**Exercise:** Check each line of the records below for the string "Variáveis", then state how many lines contain it, with no other output.

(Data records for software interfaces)
*** Begin section ***

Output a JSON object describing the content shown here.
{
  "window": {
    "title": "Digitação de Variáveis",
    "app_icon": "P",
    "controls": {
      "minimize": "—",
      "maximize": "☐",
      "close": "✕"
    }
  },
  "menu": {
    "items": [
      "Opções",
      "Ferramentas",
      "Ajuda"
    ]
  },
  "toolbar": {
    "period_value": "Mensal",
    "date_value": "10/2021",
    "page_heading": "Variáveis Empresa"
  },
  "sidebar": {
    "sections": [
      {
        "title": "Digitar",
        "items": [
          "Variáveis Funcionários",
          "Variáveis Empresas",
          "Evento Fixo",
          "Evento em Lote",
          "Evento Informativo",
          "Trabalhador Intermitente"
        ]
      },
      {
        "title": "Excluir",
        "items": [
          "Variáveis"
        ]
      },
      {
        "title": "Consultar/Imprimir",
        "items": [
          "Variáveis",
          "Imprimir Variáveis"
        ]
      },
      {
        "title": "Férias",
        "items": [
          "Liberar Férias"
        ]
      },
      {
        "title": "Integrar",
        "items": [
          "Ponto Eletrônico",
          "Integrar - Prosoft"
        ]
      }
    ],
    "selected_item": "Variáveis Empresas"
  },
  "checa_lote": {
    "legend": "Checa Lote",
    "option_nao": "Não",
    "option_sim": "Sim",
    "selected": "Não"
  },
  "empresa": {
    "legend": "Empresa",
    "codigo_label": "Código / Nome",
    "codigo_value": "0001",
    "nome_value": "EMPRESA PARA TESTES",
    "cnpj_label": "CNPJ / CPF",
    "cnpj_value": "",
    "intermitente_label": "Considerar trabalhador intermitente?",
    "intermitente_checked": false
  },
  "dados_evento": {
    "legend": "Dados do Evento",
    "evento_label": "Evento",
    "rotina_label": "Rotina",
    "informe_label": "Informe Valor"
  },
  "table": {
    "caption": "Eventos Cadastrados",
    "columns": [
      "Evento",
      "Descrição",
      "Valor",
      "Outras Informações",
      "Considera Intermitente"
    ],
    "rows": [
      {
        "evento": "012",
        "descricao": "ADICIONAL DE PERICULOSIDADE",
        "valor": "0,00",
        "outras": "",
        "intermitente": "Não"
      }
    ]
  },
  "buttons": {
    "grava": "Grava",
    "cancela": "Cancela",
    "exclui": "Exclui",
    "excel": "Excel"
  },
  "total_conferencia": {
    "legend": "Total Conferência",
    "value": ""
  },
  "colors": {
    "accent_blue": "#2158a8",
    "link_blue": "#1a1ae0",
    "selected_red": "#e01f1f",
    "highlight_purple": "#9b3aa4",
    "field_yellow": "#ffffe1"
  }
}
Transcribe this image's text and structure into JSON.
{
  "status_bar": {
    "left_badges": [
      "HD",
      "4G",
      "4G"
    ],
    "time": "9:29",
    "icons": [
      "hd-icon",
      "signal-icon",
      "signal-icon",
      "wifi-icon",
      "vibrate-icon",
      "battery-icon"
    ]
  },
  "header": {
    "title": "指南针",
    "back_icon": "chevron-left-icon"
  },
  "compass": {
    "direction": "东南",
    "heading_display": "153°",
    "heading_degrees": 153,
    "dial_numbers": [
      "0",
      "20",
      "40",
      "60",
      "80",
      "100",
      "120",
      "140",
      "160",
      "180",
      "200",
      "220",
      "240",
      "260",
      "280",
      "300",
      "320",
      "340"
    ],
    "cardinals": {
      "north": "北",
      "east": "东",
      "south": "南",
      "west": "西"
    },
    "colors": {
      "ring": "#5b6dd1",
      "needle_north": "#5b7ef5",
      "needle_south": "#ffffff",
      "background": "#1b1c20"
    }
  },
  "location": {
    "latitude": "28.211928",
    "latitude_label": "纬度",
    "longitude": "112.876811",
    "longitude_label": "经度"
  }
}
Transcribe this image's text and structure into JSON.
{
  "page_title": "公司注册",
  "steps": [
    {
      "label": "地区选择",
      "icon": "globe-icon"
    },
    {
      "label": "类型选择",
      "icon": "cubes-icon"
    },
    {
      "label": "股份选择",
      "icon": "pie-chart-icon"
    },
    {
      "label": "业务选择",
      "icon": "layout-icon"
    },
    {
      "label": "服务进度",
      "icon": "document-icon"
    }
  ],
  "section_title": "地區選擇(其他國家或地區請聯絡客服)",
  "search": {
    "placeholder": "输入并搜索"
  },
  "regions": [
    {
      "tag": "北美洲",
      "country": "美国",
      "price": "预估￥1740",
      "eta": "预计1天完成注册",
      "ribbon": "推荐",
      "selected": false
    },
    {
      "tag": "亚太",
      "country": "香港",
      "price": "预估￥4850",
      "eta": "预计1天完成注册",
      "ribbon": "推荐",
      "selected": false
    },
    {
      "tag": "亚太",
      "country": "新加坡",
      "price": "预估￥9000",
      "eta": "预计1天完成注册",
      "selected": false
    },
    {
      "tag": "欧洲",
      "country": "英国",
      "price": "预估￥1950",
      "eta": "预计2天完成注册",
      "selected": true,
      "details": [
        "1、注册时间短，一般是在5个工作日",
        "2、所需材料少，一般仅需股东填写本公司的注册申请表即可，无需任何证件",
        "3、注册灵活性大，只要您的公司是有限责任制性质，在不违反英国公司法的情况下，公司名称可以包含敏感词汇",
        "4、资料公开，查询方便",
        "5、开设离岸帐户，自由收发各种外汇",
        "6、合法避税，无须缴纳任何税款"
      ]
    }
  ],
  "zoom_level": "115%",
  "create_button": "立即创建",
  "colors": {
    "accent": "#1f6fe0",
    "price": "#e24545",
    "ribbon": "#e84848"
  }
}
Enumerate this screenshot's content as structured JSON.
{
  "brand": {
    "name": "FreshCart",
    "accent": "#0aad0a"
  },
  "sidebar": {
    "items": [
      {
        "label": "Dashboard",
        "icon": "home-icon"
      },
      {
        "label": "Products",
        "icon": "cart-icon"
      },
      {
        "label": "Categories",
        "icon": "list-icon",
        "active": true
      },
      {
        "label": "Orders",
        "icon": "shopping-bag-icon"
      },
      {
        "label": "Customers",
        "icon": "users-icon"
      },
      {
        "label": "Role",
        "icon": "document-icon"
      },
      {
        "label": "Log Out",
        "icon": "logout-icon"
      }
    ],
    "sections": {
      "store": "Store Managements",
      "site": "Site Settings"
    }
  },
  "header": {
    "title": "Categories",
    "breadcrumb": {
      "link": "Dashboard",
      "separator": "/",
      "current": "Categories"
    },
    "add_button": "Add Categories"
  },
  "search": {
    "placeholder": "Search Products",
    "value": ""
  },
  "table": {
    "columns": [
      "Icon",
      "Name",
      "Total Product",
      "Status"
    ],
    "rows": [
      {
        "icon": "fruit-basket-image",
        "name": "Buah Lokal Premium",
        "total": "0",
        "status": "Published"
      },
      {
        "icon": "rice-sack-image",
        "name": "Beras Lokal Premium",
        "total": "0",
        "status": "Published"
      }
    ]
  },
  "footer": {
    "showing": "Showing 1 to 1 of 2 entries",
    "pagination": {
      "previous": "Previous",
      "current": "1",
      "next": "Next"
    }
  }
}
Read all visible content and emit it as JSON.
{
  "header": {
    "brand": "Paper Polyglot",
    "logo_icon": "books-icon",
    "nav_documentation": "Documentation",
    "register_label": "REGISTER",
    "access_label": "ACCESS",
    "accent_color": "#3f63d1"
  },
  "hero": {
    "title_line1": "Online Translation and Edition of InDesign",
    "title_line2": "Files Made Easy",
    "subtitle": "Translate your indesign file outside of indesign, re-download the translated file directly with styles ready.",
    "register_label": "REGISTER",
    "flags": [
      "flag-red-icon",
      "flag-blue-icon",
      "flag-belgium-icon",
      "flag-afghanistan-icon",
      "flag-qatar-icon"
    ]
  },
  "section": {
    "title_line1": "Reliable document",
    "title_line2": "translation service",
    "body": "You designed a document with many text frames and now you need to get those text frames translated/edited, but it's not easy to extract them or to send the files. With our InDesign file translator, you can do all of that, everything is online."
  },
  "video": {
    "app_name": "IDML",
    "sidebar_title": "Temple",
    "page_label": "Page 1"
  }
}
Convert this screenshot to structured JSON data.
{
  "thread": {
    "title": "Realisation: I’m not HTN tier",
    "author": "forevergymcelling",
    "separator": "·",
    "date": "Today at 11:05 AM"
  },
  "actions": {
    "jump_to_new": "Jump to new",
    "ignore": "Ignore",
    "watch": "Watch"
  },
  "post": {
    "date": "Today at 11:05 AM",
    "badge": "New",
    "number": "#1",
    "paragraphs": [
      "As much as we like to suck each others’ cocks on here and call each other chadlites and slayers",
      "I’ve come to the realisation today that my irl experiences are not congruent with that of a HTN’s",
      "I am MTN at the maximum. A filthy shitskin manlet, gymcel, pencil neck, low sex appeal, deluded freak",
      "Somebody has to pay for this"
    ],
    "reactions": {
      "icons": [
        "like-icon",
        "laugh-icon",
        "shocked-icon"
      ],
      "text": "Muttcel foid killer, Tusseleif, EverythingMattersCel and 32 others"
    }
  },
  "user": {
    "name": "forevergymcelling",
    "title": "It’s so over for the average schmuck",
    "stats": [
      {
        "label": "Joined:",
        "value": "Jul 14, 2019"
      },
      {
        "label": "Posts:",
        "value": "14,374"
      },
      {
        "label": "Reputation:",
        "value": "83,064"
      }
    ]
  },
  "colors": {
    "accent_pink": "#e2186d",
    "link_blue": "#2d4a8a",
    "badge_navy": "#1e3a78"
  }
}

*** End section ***

**Problem solution:** 8